2. The ride into Dove lake is stunning, with winding rolling roads of pale bitumen culminating in a spectacular vista of the lake surrounded by towering snow-capped mountains.

3. All the mountains riding up to Cradle, Dove Lake at the top and all the rivers you ride along coming home.

4. Riding through the haunted landscapes of Cradle Mountain’s base. Eerily breathtaking!

5. And of course.... The last 30kms, all the climbing is done and in the legs, you start to see Bass Strait in the distance and its TT time to the finish line!


I've spent plenty of time in Tassie, it's a pretty magical place. Here's a few other things to check out and do while you are over there as long as you have some spare energy.

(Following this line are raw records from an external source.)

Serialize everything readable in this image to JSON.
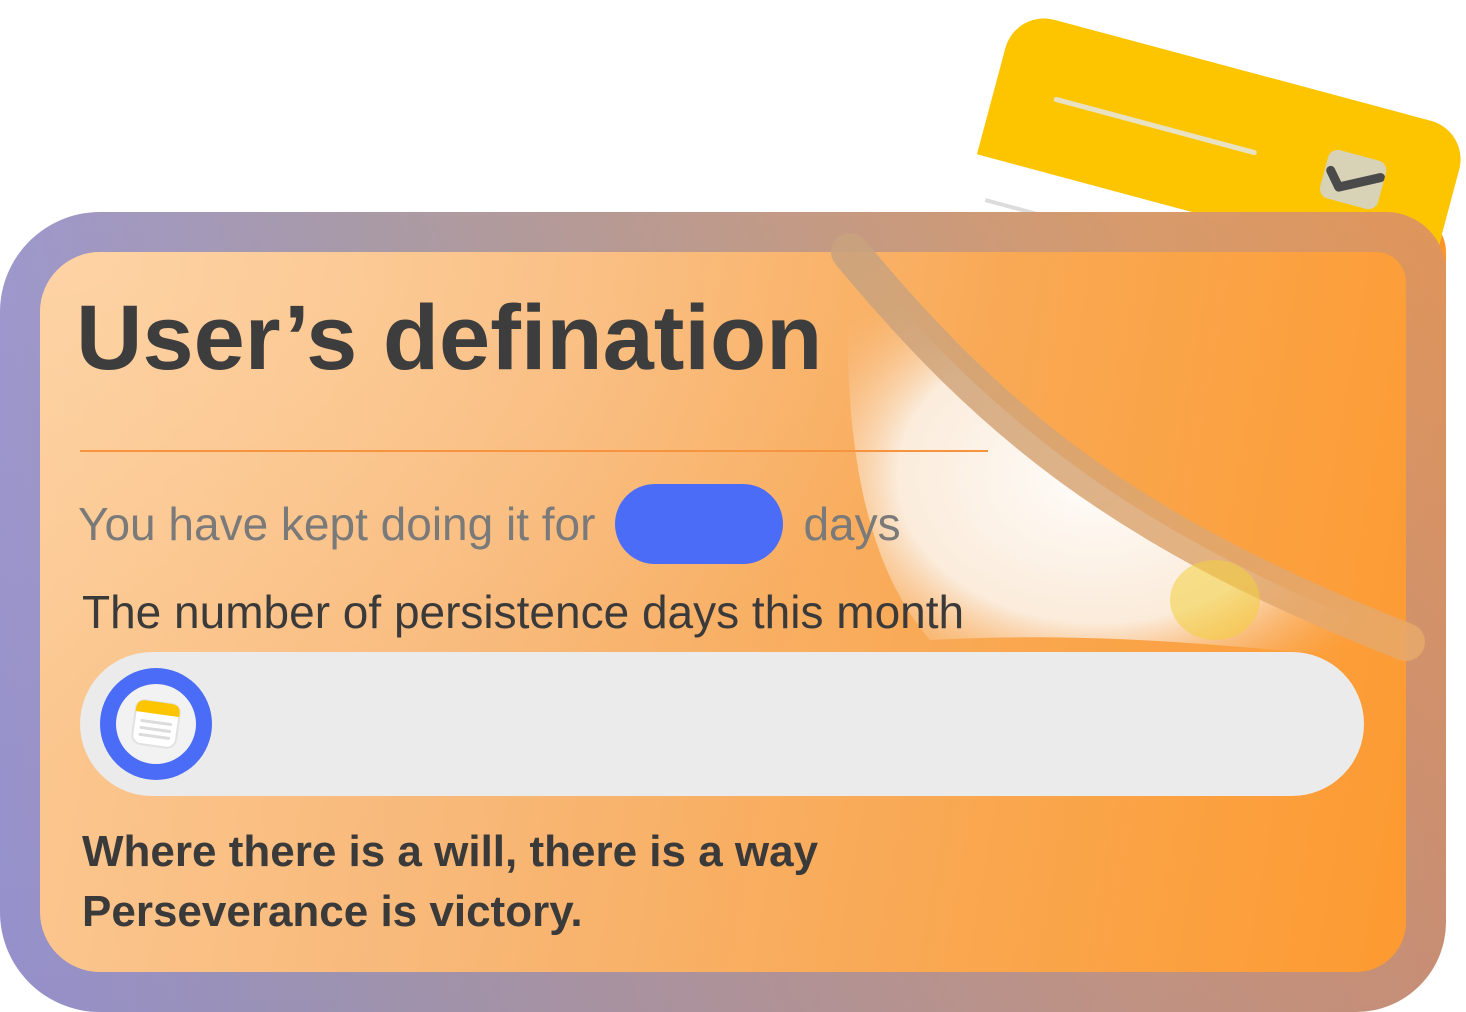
{
  "card": {
    "title": "User’s defination",
    "kept_prefix": "You have kept doing it for",
    "kept_days_value": "",
    "kept_suffix": "days",
    "month_label": "The number of persistence days this month",
    "motto_line1": "Where there is a will, there is a way",
    "motto_line2": "Perseverance is victory."
  },
  "progress": {
    "fraction": 0.0,
    "thumb_icon": "notepad-icon"
  },
  "illustration": {
    "icon": "notepad-with-pencil-icon"
  },
  "colors": {
    "accent_blue": "#4a6cf7",
    "card_orange": "#fd9a30",
    "notepad_yellow": "#fdc500",
    "title_text": "#3d3d3d"
  }
}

1. Get some more riding in. Around Launceston, you'll find some unbelievable roads, head out and take on Jacobs Ladder, or head down to Hobart and explore the roads of the south and East coast. 

2. Chill with other riders. These organised rides bring together cyclists from all over. I've actually made some great friends at rides like these, so be friendly and say hello.

3. Enjoy the scenery on some very easy rides with plenty of coffee. 

4. If you're one of those people that partake in this strange activity known as 'walking' take the opportunity to actually hike up Cradle Mountain. I know “shock horror” but seriously - the place and Dove Lake especially leaves a mark on your soul.

5. Tassie has some awesome restaurant and piles of fantastic local produce. So head out, eat well and explore.


Most of the guys recommended flying in. The closest major airport is at Launceston. You'll need to drive from there to Devonport. Make sure your bike is very well packed. There's nothing worse than arriving to a ride like this with a mangled wheel, or worse, frame.

If you're a sea-going person you can get yourself to Melbourne and jump on the Spirit of Tasmania for a sail to Devonport.

So, overall I'm excited about this one. I think it's one of the rides that people overlook, instead heading to the spiritual home of the Peaks Challenge at Falls Creek. But for me this is the big one, the real adventure, a road less ridden and unknown. I'm still a bit scared but can't wait.

You can find out more about Peaks Challenge Cradle Mountain at And if you see me grinding up a climb during the ride, do me a favour and remind me how good I said it was going to be!

A big thanks to Josh Mclellan, Ian Matheson, Peter Daish, Rob Burgess and Faz Zamani for sharing their experience of riding Peaks Challenge Cradle Mountain .